Chef Dakota Weiss
On a sweltering day in the city of Angels I made my way towards the Sunset Strip and the heart of filmmaking country. Dakota and I have crossed paths more than a few times and yet I haven’t had the opportunity to work with her. Today that ends. After our photo shoot we sat down and had a nice conversation.
How did you get started in the food industry?
“I started in college. I worked at this cute mom and pop coffee shop making scones and sandwiches. I had this little Betty Crocker cookbook and took with me everyday to work and made new muffins, scones and cakes and whatever and I just fell in love with it. And to a point where I started skipping classes so I could cook. My mom was like “dude, you gotta decide what you want to do. So that’s when I decided to go to culinary school”.
How important was food for you growing up?
“My mom was like a super hippy and when we were babies she would get ingredients straight from our garden and pureed it. And that’s what we ate. Dessert for us was a date or some fruit leather she made and we would be like God this sucks. We always craved junk food but she would never allow it. Though we never knew it she basically raised us to be little foodies.”
How would you describe your food?
“I feel like I cook very simply but I like to play around with a lot ingredients.
Tell me about your culinary background.
“Well I spent a lot time traveling in different cities cooking but my most memorable time was in Atlanta. I spent six years there. I started cooking at a steak house and then a New Mexican place but my majority of time was at the Ritz Carlton. There was when I worked under Bruno Menard and it changed my life.
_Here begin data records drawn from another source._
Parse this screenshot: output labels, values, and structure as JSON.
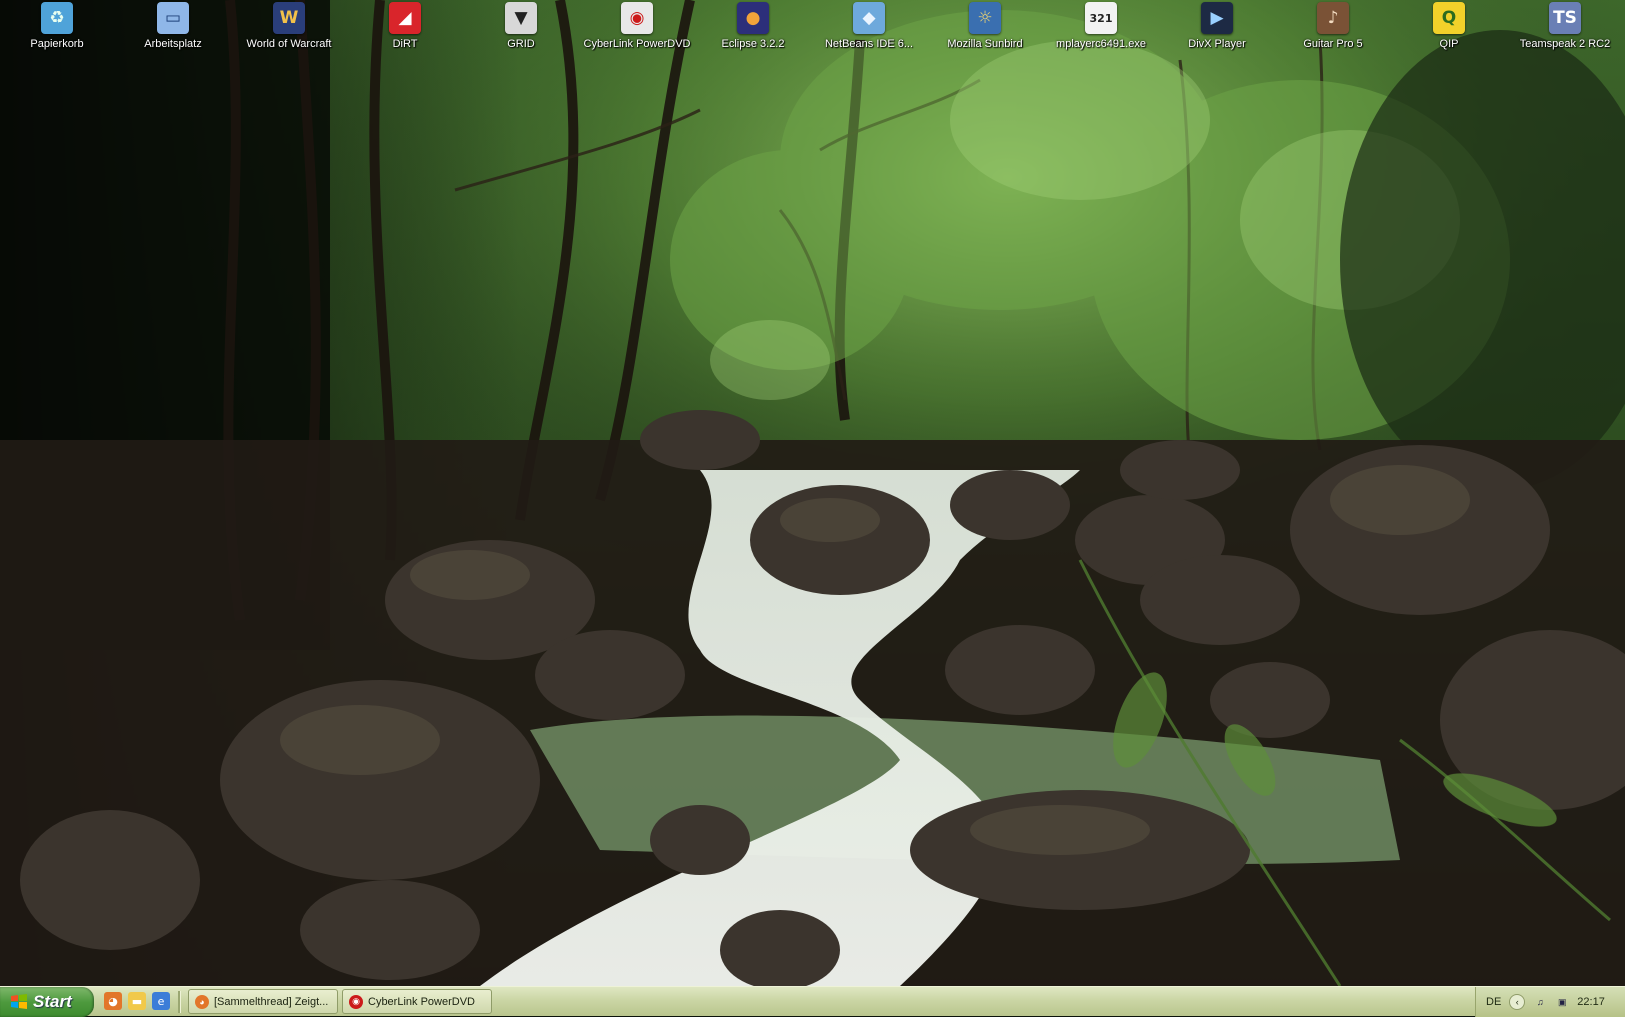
{
  "desktop": {
    "icons": [
      {
        "label": "Papierkorb",
        "icon": "recycle-bin-icon",
        "glyph": "♻",
        "bg": "#4fa3d9",
        "fg": "#e8fff0",
        "shortcut": false
      },
      {
        "label": "Arbeitsplatz",
        "icon": "my-computer-icon",
        "glyph": "▭",
        "bg": "#8fb7e8",
        "fg": "#1c3f78",
        "shortcut": false
      },
      {
        "label": "World of Warcraft",
        "icon": "world-of-warcraft-icon",
        "glyph": "W",
        "bg": "#2a3e7a",
        "fg": "#f2c14a",
        "shortcut": true
      },
      {
        "label": "DiRT",
        "icon": "dirt-icon",
        "glyph": "◢",
        "bg": "#d9252b",
        "fg": "#ffffff",
        "shortcut": true
      },
      {
        "label": "GRID",
        "icon": "grid-icon",
        "glyph": "▼",
        "bg": "#d8d8d8",
        "fg": "#222222",
        "shortcut": true
      },
      {
        "label": "CyberLink PowerDVD",
        "icon": "powerdvd-icon",
        "glyph": "◉",
        "bg": "#e8e8e8",
        "fg": "#cc1a1a",
        "shortcut": true
      },
      {
        "label": "Eclipse 3.2.2",
        "icon": "eclipse-icon",
        "glyph": "●",
        "bg": "#2c2f7a",
        "fg": "#f2a33a",
        "shortcut": true
      },
      {
        "label": "NetBeans IDE 6...",
        "icon": "netbeans-icon",
        "glyph": "◆",
        "bg": "#6ea9dc",
        "fg": "#eaf4ff",
        "shortcut": true
      },
      {
        "label": "Mozilla Sunbird",
        "icon": "sunbird-icon",
        "glyph": "☼",
        "bg": "#3a6fb0",
        "fg": "#f5d76e",
        "shortcut": true
      },
      {
        "label": "mplayerc6491.exe",
        "icon": "media-player-classic-icon",
        "glyph": "321",
        "bg": "#f2f2f2",
        "fg": "#222222",
        "shortcut": true
      },
      {
        "label": "DivX Player",
        "icon": "divx-player-icon",
        "glyph": "▶",
        "bg": "#1d2a44",
        "fg": "#9ad0ff",
        "shortcut": true
      },
      {
        "label": "Guitar Pro 5",
        "icon": "guitar-pro-icon",
        "glyph": "♪",
        "bg": "#7a5236",
        "fg": "#f3dcc2",
        "shortcut": true
      },
      {
        "label": "QIP",
        "icon": "qip-icon",
        "glyph": "Q",
        "bg": "#f2d12a",
        "fg": "#2d6b1e",
        "shortcut": true
      },
      {
        "label": "Teamspeak 2 RC2",
        "icon": "teamspeak-icon",
        "glyph": "TS",
        "bg": "#6a7fb5",
        "fg": "#ffffff",
        "shortcut": true
      }
    ]
  },
  "taskbar": {
    "start_label": "Start",
    "quicklaunch": [
      {
        "icon": "firefox-icon",
        "glyph": "◕",
        "bg": "#e2762a"
      },
      {
        "icon": "explorer-folder-icon",
        "glyph": "▬",
        "bg": "#f1c94a"
      },
      {
        "icon": "internet-explorer-icon",
        "glyph": "e",
        "bg": "#3b7dd8"
      }
    ],
    "tasks": [
      {
        "label": "[Sammelthread] Zeigt...",
        "icon": "firefox-icon",
        "glyph": "◕",
        "bg": "#e2762a"
      },
      {
        "label": "CyberLink PowerDVD",
        "icon": "powerdvd-icon",
        "glyph": "◉",
        "bg": "#cc1a1a"
      }
    ],
    "tray": {
      "language": "DE",
      "clock": "22:17",
      "icons": [
        {
          "icon": "show-hidden-icons-chevron",
          "glyph": "‹"
        },
        {
          "icon": "volume-icon",
          "glyph": "♫"
        },
        {
          "icon": "network-icon",
          "glyph": "▣"
        }
      ]
    }
  },
  "colors": {
    "taskbar": "#cbd6a5",
    "start_button": "#4e9a3e",
    "icon_label": "#ffffff"
  }
}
His style was French/Japanese fusion. I learned so much from him as far as all the Japanese flavor profiles which was reinforced when I landed at the Ritz Carlton in Marina Del Rey. The chef there also had a very heavy Japanese style. I then worked under Steven Star in Philadelphia for two years then back here in Los Angeles at Estrella.
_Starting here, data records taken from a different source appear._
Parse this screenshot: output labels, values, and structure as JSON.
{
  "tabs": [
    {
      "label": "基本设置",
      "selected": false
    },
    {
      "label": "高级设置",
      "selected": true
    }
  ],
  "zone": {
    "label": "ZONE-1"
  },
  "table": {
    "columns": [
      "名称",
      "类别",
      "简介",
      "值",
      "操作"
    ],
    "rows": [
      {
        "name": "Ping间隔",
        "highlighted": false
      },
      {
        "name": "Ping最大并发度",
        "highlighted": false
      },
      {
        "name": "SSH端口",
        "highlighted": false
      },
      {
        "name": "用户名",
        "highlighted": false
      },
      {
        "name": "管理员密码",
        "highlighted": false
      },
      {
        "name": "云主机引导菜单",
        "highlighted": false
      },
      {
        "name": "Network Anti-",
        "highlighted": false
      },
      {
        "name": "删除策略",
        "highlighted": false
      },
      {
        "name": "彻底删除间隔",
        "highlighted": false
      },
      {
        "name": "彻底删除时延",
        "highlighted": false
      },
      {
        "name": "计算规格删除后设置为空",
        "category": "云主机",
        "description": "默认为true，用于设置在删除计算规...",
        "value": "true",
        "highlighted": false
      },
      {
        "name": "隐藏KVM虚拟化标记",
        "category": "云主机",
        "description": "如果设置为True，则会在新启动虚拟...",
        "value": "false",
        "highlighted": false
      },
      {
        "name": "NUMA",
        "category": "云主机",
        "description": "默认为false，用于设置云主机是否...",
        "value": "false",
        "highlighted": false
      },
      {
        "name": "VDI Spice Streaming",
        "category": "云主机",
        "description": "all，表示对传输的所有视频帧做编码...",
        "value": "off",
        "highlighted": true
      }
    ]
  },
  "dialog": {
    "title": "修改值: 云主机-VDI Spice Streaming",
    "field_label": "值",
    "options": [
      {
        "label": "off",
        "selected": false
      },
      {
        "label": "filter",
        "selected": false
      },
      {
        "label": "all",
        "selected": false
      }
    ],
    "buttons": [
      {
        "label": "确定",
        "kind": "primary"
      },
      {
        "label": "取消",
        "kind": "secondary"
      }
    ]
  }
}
Who is someone you admire?
“Well initially I would always say my mom but now I would have to say it’s my sister. She is such a badass! She is a big time lawyer, mother of two, and a great wife. Super inspirational, especially when I hear about her day as compared to mine.”
Does the term “female chef” bother you?
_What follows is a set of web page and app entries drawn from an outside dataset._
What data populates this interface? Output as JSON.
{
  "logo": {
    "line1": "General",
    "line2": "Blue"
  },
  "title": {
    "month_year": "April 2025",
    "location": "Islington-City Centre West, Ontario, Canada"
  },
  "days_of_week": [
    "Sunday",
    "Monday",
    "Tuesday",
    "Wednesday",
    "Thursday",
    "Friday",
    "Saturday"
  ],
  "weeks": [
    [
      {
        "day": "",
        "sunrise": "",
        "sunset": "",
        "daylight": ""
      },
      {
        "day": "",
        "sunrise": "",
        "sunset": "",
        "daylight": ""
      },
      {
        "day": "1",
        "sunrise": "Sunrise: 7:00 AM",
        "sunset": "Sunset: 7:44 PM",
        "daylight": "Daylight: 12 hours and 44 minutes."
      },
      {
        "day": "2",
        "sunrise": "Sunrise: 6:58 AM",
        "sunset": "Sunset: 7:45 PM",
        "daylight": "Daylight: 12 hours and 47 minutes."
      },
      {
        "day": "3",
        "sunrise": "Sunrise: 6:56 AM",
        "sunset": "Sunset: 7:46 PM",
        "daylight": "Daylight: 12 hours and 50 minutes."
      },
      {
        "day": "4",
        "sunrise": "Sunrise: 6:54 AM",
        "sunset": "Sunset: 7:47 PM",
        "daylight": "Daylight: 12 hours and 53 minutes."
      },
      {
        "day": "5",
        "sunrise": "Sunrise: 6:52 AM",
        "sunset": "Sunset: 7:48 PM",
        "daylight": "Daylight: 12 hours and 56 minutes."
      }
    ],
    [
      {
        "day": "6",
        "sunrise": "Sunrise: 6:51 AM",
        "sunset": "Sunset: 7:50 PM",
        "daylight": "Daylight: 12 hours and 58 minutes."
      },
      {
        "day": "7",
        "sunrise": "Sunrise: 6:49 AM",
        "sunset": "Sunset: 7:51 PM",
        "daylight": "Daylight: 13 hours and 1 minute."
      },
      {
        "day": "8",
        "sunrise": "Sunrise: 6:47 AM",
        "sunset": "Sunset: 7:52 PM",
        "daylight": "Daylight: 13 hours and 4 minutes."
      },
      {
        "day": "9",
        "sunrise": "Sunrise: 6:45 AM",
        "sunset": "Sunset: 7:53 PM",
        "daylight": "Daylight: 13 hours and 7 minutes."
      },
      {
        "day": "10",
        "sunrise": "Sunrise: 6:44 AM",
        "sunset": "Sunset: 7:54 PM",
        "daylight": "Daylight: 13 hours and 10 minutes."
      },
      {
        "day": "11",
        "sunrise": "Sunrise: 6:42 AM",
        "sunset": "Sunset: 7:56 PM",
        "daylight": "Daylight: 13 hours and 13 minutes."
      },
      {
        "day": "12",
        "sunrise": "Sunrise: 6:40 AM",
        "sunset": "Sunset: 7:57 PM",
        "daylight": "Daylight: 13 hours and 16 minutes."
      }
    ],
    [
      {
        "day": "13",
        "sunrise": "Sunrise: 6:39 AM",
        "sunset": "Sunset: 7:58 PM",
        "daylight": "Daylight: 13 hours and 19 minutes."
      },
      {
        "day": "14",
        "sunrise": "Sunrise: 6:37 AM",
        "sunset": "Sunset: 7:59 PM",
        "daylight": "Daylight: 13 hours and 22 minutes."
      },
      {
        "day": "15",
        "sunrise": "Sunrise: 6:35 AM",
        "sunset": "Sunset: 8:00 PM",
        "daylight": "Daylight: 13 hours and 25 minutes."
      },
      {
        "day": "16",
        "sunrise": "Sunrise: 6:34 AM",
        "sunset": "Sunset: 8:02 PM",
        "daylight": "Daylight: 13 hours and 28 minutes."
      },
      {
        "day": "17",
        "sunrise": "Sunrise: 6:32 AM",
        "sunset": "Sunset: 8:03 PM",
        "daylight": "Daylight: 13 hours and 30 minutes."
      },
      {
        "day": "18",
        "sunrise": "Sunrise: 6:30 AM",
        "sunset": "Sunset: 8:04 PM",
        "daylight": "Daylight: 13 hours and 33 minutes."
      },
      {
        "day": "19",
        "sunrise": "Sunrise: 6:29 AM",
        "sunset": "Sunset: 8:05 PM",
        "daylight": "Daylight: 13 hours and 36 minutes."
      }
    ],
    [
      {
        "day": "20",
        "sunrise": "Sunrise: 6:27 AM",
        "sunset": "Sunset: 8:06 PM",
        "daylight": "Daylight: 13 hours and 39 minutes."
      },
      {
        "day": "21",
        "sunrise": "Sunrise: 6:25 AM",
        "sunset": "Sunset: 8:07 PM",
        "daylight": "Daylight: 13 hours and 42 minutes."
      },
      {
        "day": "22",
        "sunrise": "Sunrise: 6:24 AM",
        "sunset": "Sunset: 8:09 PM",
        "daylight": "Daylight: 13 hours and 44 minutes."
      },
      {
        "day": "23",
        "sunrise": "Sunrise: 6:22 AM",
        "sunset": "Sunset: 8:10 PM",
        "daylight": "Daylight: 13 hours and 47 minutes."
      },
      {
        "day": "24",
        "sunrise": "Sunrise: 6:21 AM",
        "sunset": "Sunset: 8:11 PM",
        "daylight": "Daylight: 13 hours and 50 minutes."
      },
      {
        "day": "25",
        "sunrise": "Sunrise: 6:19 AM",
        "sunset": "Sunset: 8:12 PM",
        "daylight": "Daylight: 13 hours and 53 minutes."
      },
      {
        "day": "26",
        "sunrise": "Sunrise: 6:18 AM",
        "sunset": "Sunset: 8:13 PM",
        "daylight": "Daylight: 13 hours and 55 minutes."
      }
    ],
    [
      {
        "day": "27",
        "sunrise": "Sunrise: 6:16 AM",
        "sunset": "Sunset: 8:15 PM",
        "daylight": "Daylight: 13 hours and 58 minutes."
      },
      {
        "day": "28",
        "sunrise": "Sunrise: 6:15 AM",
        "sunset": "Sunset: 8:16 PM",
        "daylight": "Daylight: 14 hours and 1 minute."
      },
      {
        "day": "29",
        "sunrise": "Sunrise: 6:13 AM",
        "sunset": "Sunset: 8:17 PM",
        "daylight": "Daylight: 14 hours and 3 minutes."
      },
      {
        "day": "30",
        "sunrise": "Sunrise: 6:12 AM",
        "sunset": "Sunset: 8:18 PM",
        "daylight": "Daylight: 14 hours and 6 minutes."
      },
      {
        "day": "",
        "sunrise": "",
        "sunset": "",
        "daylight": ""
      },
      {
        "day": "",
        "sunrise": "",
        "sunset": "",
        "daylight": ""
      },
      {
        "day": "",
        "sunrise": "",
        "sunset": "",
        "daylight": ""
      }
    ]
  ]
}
“Honestly it doesn't bother me at all. I am a chef first and foremost. But I will say that because I am a female it has helped my career move along a littler faster. I think I was recognized a little more because I am a female. I will say that it doesn’t need to be male chef or female chef? Absolutely not. What’s been nice is that over the last couple of years the women chefs in LA have gotten together more to do dinners. Recently I did some dinner events with Suzanne Going and Nancy Silverton and literally was called “No Boys Aloud”. It has brought all of us together as a community which is super nice.”
What kind of advice would you give to the aspiring chef?
“Stay humble, keep your mouth shut and listen. Absorb, absorb, absorb”.
If you weren’t a chef, what would you be doing?
(without hesitation she answers) “I would be a florist!
What would be your last dish be?
“I would have to go with cheese. Maybe a nice triple cream cheese with a fresh baguette”.
After spending time with Dakota I can see why so many people in our industry love her. She is a simple, fun loving person but definitely has that drive that all successful people have. She definitely raises the bar for young aspiring chefs.